Work instruction:
All of the data should be restated word for word, with the pictures omitted.

───── Recorded data

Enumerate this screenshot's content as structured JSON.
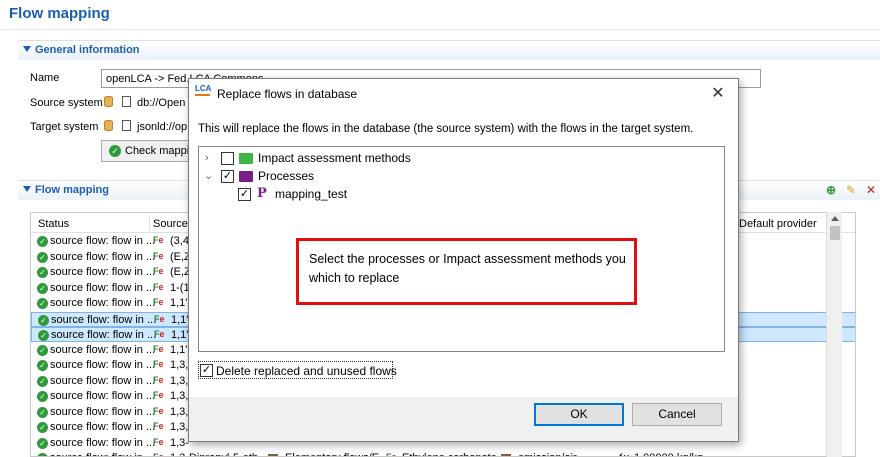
{
  "editor": {
    "title": "Flow mapping",
    "general_section": "General information",
    "name_label": "Name",
    "name_value": "openLCA -> Fed.LCA Commons",
    "source_label": "Source system",
    "source_value": "db://Open",
    "target_label": "Target system",
    "target_value": "jsonld://op",
    "check_button": "Check mappin",
    "mapping_section": "Flow mapping"
  },
  "table": {
    "columns": [
      "Status",
      "Source",
      "Default provider"
    ],
    "rows": [
      {
        "status": "source flow: flow in ...",
        "source": "(3,4-",
        "selected": false
      },
      {
        "status": "source flow: flow in ...",
        "source": "(E,Z)",
        "selected": false
      },
      {
        "status": "source flow: flow in ...",
        "source": "(E,Z)",
        "selected": false
      },
      {
        "status": "source flow: flow in ...",
        "source": "1-(1",
        "selected": false
      },
      {
        "status": "source flow: flow in ...",
        "source": "1,1'-",
        "selected": false
      },
      {
        "status": "source flow: flow in ...",
        "source": "1,1'-",
        "selected": true
      },
      {
        "status": "source flow: flow in ...",
        "source": "1,1'-",
        "selected": true
      },
      {
        "status": "source flow: flow in ...",
        "source": "1,1'-",
        "selected": false
      },
      {
        "status": "source flow: flow in ...",
        "source": "1,3,5",
        "selected": false
      },
      {
        "status": "source flow: flow in ...",
        "source": "1,3,5",
        "selected": false
      },
      {
        "status": "source flow: flow in ...",
        "source": "1,3,5",
        "selected": false
      },
      {
        "status": "source flow: flow in ...",
        "source": "1,3,5",
        "selected": false
      },
      {
        "status": "source flow: flow in ...",
        "source": "1,3,5",
        "selected": false
      },
      {
        "status": "source flow: flow in ...",
        "source": "1,3-",
        "selected": false
      },
      {
        "status": "source flow: flow in ...",
        "source": "1,3-Dipropyl-5-eth...",
        "selected": false,
        "category": "Elementary flows/E...",
        "target": "Ethylene carbonate",
        "compartment": "emission/air",
        "factor": "1.00000 kg/kg"
      }
    ]
  },
  "dialog": {
    "title": "Replace flows in database",
    "logo": "LCA",
    "message": "This will replace the flows in the database (the source system) with the flows in the target system.",
    "tree": {
      "impact": {
        "label": "Impact assessment methods",
        "checked": false,
        "expanded": false
      },
      "processes": {
        "label": "Processes",
        "checked": true,
        "expanded": true
      },
      "process_item": {
        "label": "mapping_test",
        "checked": true,
        "icon": "P"
      }
    },
    "delete_label": "Delete replaced and unused flows",
    "delete_checked": true,
    "ok": "OK",
    "cancel": "Cancel",
    "close": "✕"
  },
  "annotation": {
    "text": "Select the processes or Impact assessment methods you which to replace",
    "color": "#e01010"
  },
  "colors": {
    "accent": "#1b5eb0",
    "selection": "#cde8ff",
    "status_ok": "#2f9a3a"
  }
}
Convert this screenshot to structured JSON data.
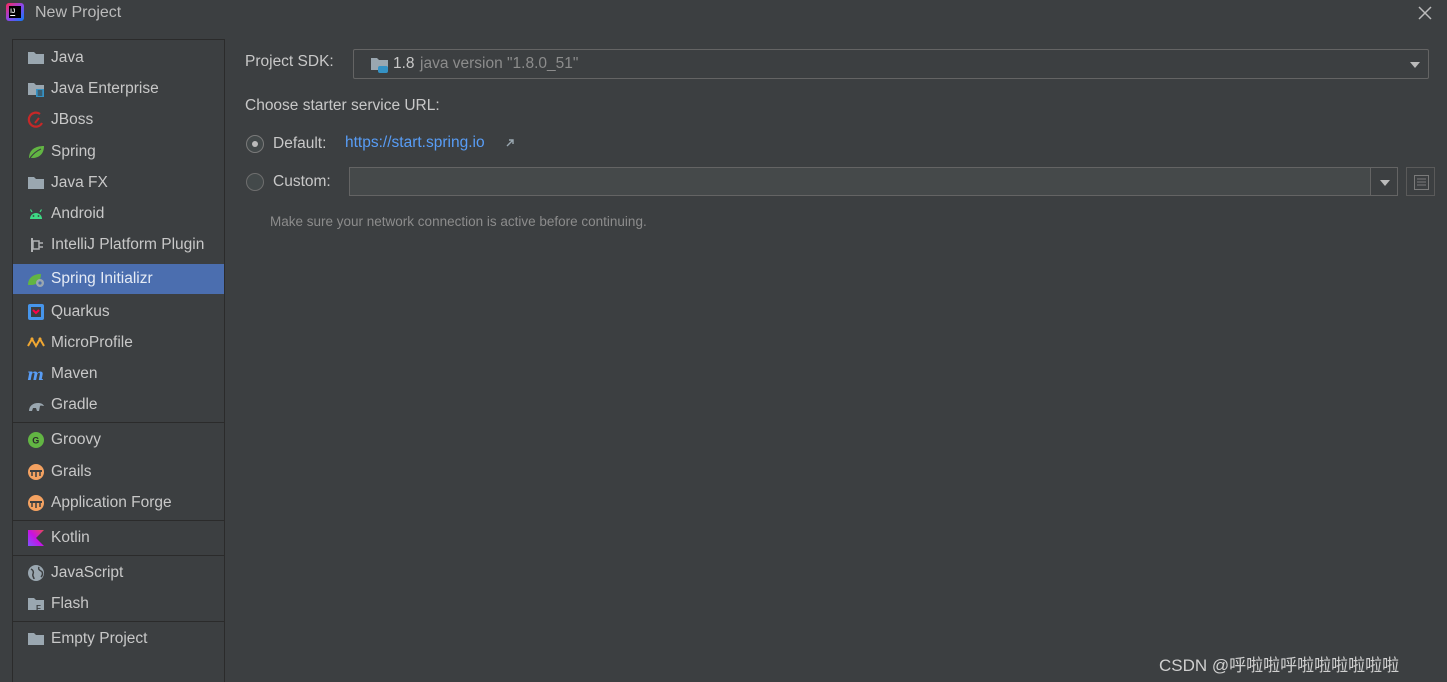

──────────

Reply:
Enumerate this screenshot's content as structured JSON.
{
  "editor": {
    "title": "Flow mapping",
    "general_section": "General information",
    "name_label": "Name",
    "name_value": "openLCA -> Fed.LCA Commons",
    "source_label": "Source system",
    "source_value": "db://Open",
    "target_label": "Target system",
    "target_value": "jsonld://op",
    "check_button": "Check mappin",
    "mapping_section": "Flow mapping"
  },
  "table": {
    "columns": [
      "Status",
      "Source",
      "Default provider"
    ],
    "rows": [
      {
        "status": "source flow: flow in ...",
        "source": "(3,4-",
        "selected": false
      },
      {
        "status": "source flow: flow in ...",
        "source": "(E,Z)",
        "selected": false
      },
      {
        "status": "source flow: flow in ...",
        "source": "(E,Z)",
        "selected": false
      },
      {
        "status": "source flow: flow in ...",
        "source": "1-(1",
        "selected": false
      },
      {
        "status": "source flow: flow in ...",
        "source": "1,1'-",
        "selected": false
      },
      {
        "status": "source flow: flow in ...",
        "source": "1,1'-",
        "selected": true
      },
      {
        "status": "source flow: flow in ...",
        "source": "1,1'-",
        "selected": true
      },
      {
        "status": "source flow: flow in ...",
        "source": "1,1'-",
        "selected": false
      },
      {
        "status": "source flow: flow in ...",
        "source": "1,3,5",
        "selected": false
      },
      {
        "status": "source flow: flow in ...",
        "source": "1,3,5",
        "selected": false
      },
      {
        "status": "source flow: flow in ...",
        "source": "1,3,5",
        "selected": false
      },
      {
        "status": "source flow: flow in ...",
        "source": "1,3,5",
        "selected": false
      },
      {
        "status": "source flow: flow in ...",
        "source": "1,3,5",
        "selected": false
      },
      {
        "status": "source flow: flow in ...",
        "source": "1,3-",
        "selected": false
      },
      {
        "status": "source flow: flow in ...",
        "source": "1,3-Dipropyl-5-eth...",
        "selected": false,
        "category": "Elementary flows/E...",
        "target": "Ethylene carbonate",
        "compartment": "emission/air",
        "factor": "1.00000 kg/kg"
      }
    ]
  },
  "dialog": {
    "title": "Replace flows in database",
    "logo": "LCA",
    "message": "This will replace the flows in the database (the source system) with the flows in the target system.",
    "tree": {
      "impact": {
        "label": "Impact assessment methods",
        "checked": false,
        "expanded": false
      },
      "processes": {
        "label": "Processes",
        "checked": true,
        "expanded": true
      },
      "process_item": {
        "label": "mapping_test",
        "checked": true,
        "icon": "P"
      }
    },
    "delete_label": "Delete replaced and unused flows",
    "delete_checked": true,
    "ok": "OK",
    "cancel": "Cancel",
    "close": "✕"
  },
  "annotation": {
    "text": "Select the processes or Impact assessment methods you which to replace",
    "color": "#e01010"
  },
  "colors": {
    "accent": "#1b5eb0",
    "selection": "#cde8ff",
    "status_ok": "#2f9a3a"
  }
}
Convert this screenshot to structured JSON data.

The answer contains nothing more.